Russia, China and Iran have failed to fully disclose details of their chemical weapons programs and arsenals that are to be destroyed under a 1997 treaty, raising proliferation risks, according to a congressional report.
Russia also is working on new chemical weapons that may circumvent the Chemical Weapons Convention (CWC), according to an investigation by Congress’ General Accounting Office.
The report revealed that many of the 161 signatories to the convention, including Russia and the United States, will not meet a treaty deadline of 2012 for destroying all chemical weapons, such as nerve, blister and blood agents.
The report, to be made public this week and obtained by The Washington Times, was produced for Rep. Duncan Hunter, California Republican and chairman of the House Armed Services Committee.
Russia has failed to provide full details of its chemical agent and weapons inventory as required by the treaty, which mandates complete disclosures of production and development facilities and chemical agent and weapons stocks.
Without elaborating, the report added that Russia is thought to be working on “a new generation of agents that could circumvent the CWC and possibly defeat western detection and protection systems.”
U.S. intelligence officials think that the threat of terrorists obtaining chemical weapons is growing.
“The lack of a credible Russian chemical weapons destruction plan has hindered and may further delay destruction efforts, leaving Russia’s vast chemical weapons arsenal vulnerable to theft or diversion,” the GAO stated.
The report said China “maintains an active chemical weapons research and development program, a possible undeclared chemical weapons stockpile, and weapons-related facilities that were not declared.”

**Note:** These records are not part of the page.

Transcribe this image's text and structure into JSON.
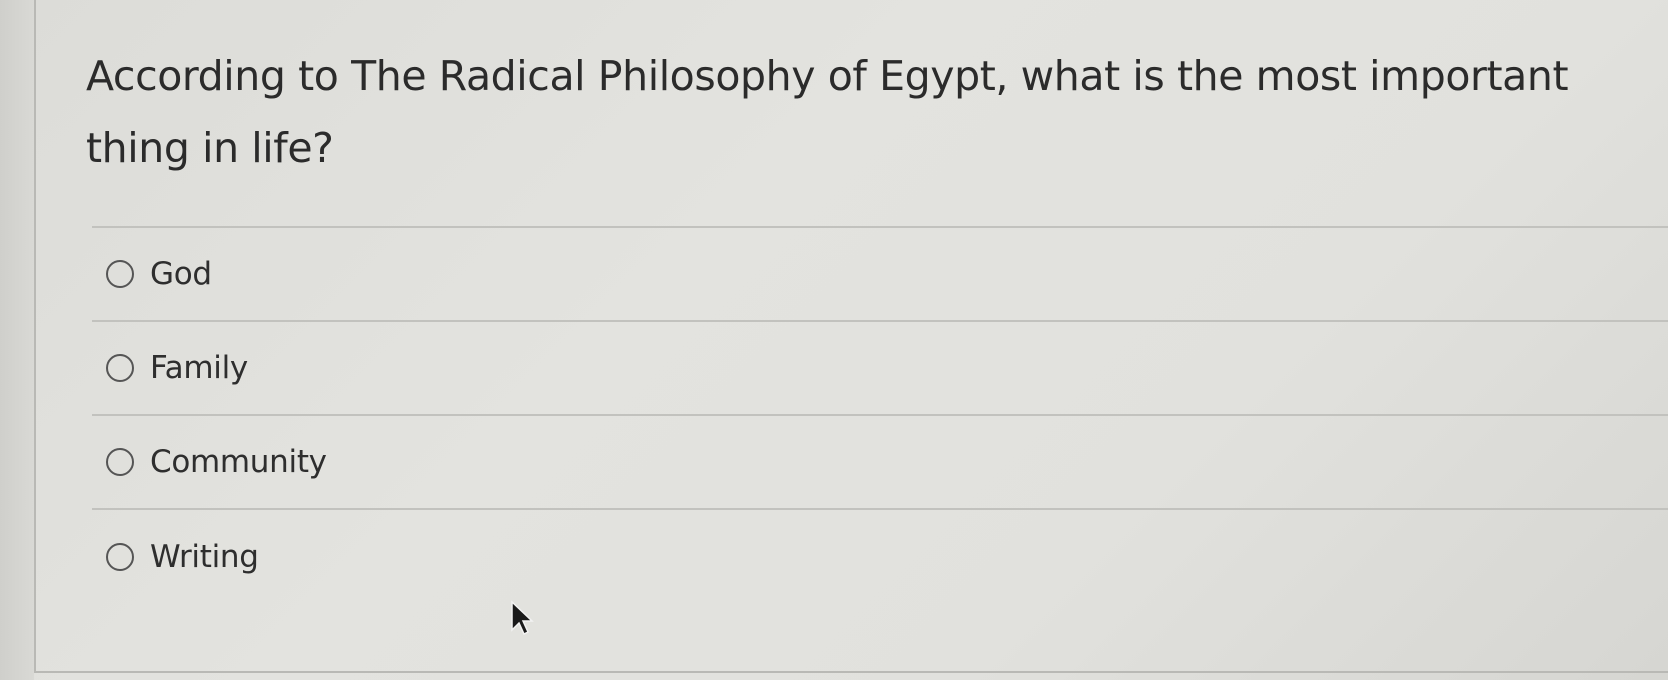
{
  "question": {
    "text": "According to The Radical Philosophy of Egypt, what is the most important thing in life?"
  },
  "options": [
    {
      "label": "God",
      "selected": false
    },
    {
      "label": "Family",
      "selected": false
    },
    {
      "label": "Community",
      "selected": false
    },
    {
      "label": "Writing",
      "selected": false
    }
  ],
  "icons": {
    "radio": "radio-unchecked-icon",
    "cursor": "mouse-pointer-icon"
  }
}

Iran also failed to provide accurate information on its chemical arms and “is seeking to retain and modernize key elements of its chemical weapons program,” and Sudan has a program to develop chemical weapons indigenously, said the report, which credited the State Department with the information on the covert chemical arms activities.
The GAO noted that the Organization for the Prohibition of Chemical Weapons, which is in charge of monitoring the treaty implementation, has had problems in conducting inspections at military and civilian chemical facilities.
Mr. Hunter said Moscow is abusing assistance in eliminating chemical weapons.
“The facility we have built them is sufficient to destroy their entire nerve gas stockpile,” he said. “Instead, they look at the plant and see the large number of jobs it created. Some Russians keep arguing that U.S. taxpayers should duplicate the plant in other locations around Russia.”
Russia has been offered $585 million for chemical destruction from the United States, Germany and other nations, the reports said.
As of September, Russia had one operational destruction facility and had destroyed 1.1 percent of its 40,000 metric tons of chemical weapons. The United States has destroyed 25 percent of its chemical arms, said the report, noting that Russia and the United States hold more than 95 percent of the world’s declared stocks.
Less than 40 percent of the signatories to the convention have passed laws that criminalize chemical weapons activities, the report said.